WAIT A MINUTE !!! The table wp_posts_idtracker is a BLACKHOLE table. It stores nothing. So where do the statistics get written ??? Make sure the MySQL Instance with wp_posts has binary logging enabled. Big deal, the stats get written to the binary logs. How can you read those stats ???
Using commodity hardware, employee the use of a MySQL Replication Slave. Setup the slave to only accept one table: wp_posts_idtracker. Place this line in /etc/my.cnf in the slave:
Since this BLACKHOLE table would be replicated over to the slave, how will it store data ??? Convert it to MyISAM on the slave. Also, index it by ID and DTSTAMP and by DTSTAMP:
Now the Master will simply record every access to a row in wp_posts into the binary logs. MySQL Replicaton takes responsibility to record that over to the Slave. As an alternative to using a separate server for recording this information, you may want to create a second instance of MySQL on port 3307 and have it act as slave of MySQL running on port 3306. You must make sure that the datadir of MySQL on port 3307 is on a separate data volume from that of MySQL on port 3306. Another variation would be to alter the storage engine for wp_posts_idtracker on the slave with the MEMORY storage engine to reduce disk I/O (Caution: If you go with the MEMORY storage engine fro the table wp_posts_idtracker, remember to make the indexes BTREE instead of the default HASH index because running range queries against a HASH-indexed table has horrible performance, even for a MEMORY table). Still another variation would be to place the binary logs in a RAM Disk for even faster replication or placing the relay logs in a RAM Disk as well, along with further reducing disk I/O.

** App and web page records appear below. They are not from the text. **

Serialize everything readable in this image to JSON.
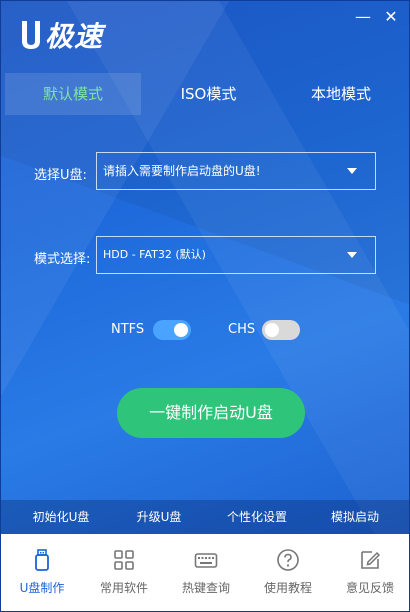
{
  "app": {
    "logo_text": "极速"
  },
  "window": {
    "minimize_label": "—",
    "close_label": "✕"
  },
  "tabs": [
    {
      "label": "默认模式",
      "active": true
    },
    {
      "label": "ISO模式",
      "active": false
    },
    {
      "label": "本地模式",
      "active": false
    }
  ],
  "form": {
    "usb_label": "选择U盘:",
    "usb_value": "请插入需要制作启动盘的U盘!",
    "mode_label": "模式选择:",
    "mode_value": "HDD - FAT32 (默认)"
  },
  "toggles": {
    "ntfs": {
      "label": "NTFS",
      "on": true
    },
    "chs": {
      "label": "CHS",
      "on": false
    }
  },
  "actions": {
    "make_button": "一键制作启动U盘"
  },
  "toolbar": {
    "init": "初始化U盘",
    "upgrade": "升级U盘",
    "personalize": "个性化设置",
    "simulate": "模拟启动"
  },
  "nav": [
    {
      "label": "U盘制作",
      "icon": "usb-icon",
      "active": true
    },
    {
      "label": "常用软件",
      "icon": "apps-icon",
      "active": false
    },
    {
      "label": "热键查询",
      "icon": "keyboard-icon",
      "active": false
    },
    {
      "label": "使用教程",
      "icon": "help-icon",
      "active": false
    },
    {
      "label": "意见反馈",
      "icon": "edit-icon",
      "active": false
    }
  ],
  "colors": {
    "accent_green": "#2ec47a",
    "active_tab_text": "#7fe3a3",
    "toggle_on": "#4aa3ff",
    "nav_active": "#1b64d8",
    "background_blue": "#1f6bdc"
  }
}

Thus far, IDs involved in INSERTs, UPDATEs and DELETEs are stored safely in a Replication Slave. Are we forgetting any other types of access to wp_posts ??? Oh yes, SELECT statements. How do we record SELECTs ??? There are no triggers for SELECTs in any known RDBMS. How do we handle SELECTs ???
"SOCIALLY RESPONSIBLE" CODING
Since there are no special mechanisms for SELECTs, the developer must take personal responsibilitity to get the IDs that are encountered in SELECT queries and simply INSERT them into the table wp.wp_posts_idtracker. Suppose the ID you are requesting comes from a bulk gathering of IDs. Send them in bulk into wp.wp_posts_idtracker:
Don't worry about the INSERT query causing Disk I/O accessing the IDs. Those IDs should be cached following the SELECT. If wp_posts is MyISAM, keys would be cached in the key cache (sized by key_buffer_size). If wp_posts is InnoDB, keys would be cached in the innodb buffer pool (sized by innodb_buffer_pool_size).
Once you employ this rather unique infrastructure, you can simply connect to the slave and read your statistics.
This was just an example of how to create the type of stats recording you want for a table's ID. You may have other ideas in mind. Do not be afraid to try them. Always make sure you know the consequences of each milestone you are trying achieve when recording stats.
Give it a Try !!!
I TOLD YOU THIS WOULD BE CONVOLUTED !!!